From the entries below, copy out every line with "title" in it.
====== Information shown
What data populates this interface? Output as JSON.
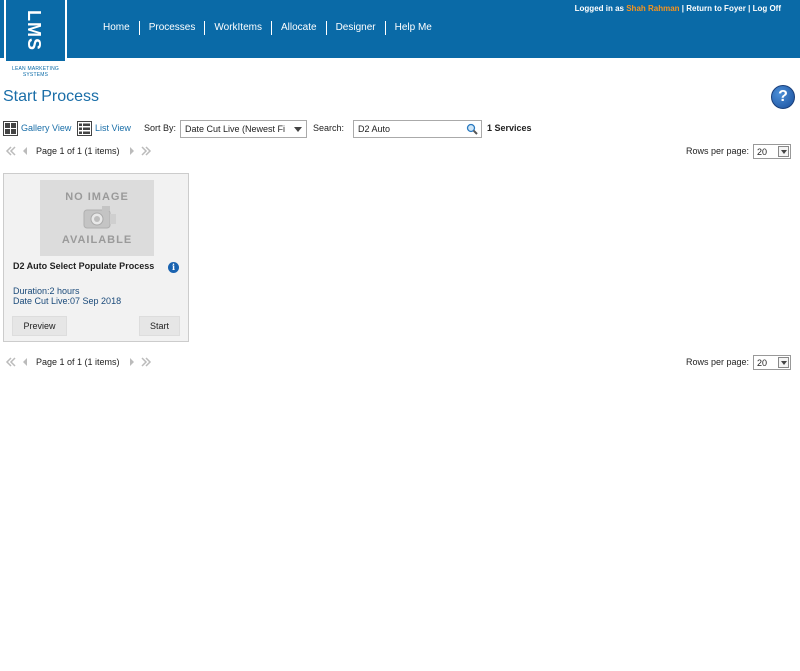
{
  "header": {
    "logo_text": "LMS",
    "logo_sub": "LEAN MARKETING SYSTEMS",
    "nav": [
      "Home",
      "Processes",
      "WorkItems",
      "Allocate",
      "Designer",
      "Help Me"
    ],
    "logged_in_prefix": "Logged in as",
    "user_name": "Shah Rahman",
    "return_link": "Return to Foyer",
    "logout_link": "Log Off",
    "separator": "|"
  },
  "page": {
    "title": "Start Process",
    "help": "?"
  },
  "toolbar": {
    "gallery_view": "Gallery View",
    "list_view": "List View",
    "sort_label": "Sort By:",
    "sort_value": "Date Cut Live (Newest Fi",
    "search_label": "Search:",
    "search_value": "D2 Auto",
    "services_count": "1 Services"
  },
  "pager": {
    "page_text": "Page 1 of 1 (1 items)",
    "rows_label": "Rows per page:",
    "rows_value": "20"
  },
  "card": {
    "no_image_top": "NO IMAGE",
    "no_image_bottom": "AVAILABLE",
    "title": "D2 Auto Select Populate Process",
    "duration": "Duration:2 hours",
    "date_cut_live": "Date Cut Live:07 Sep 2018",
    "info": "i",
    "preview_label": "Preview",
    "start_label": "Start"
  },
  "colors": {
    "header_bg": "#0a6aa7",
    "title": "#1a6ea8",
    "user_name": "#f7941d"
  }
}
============
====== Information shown
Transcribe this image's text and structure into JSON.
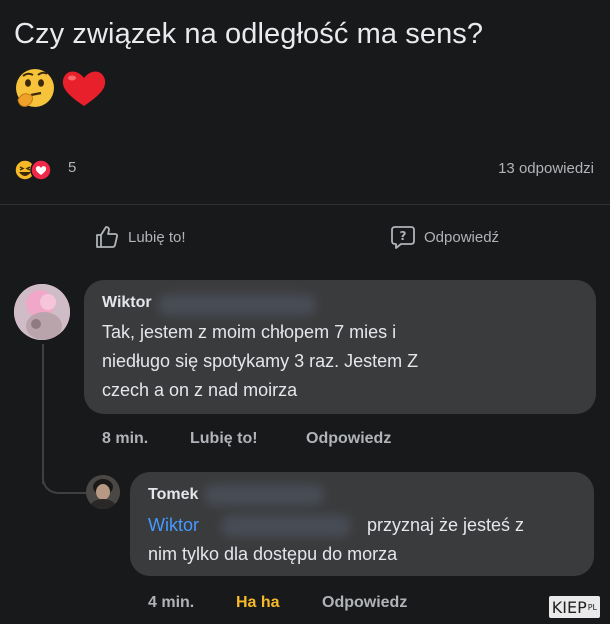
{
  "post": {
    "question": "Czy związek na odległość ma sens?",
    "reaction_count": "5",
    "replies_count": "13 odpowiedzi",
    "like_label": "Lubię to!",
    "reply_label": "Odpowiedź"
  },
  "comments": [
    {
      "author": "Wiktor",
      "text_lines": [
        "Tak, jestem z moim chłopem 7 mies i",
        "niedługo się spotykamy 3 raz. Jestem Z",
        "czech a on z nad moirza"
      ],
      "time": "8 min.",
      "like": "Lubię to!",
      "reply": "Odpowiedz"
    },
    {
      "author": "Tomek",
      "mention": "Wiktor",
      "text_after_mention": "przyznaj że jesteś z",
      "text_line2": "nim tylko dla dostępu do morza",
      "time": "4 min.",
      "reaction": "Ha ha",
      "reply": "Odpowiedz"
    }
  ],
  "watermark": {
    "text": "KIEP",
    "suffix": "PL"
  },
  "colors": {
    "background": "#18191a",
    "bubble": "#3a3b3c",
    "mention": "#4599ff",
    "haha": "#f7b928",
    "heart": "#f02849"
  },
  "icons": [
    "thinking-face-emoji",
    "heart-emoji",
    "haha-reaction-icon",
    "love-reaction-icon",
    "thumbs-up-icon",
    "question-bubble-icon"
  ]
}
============
▶ **Task solution**:
    "title": "Start Process",
    "title": "D2 Auto Select Populate Process",
    "title": "#1a6ea8",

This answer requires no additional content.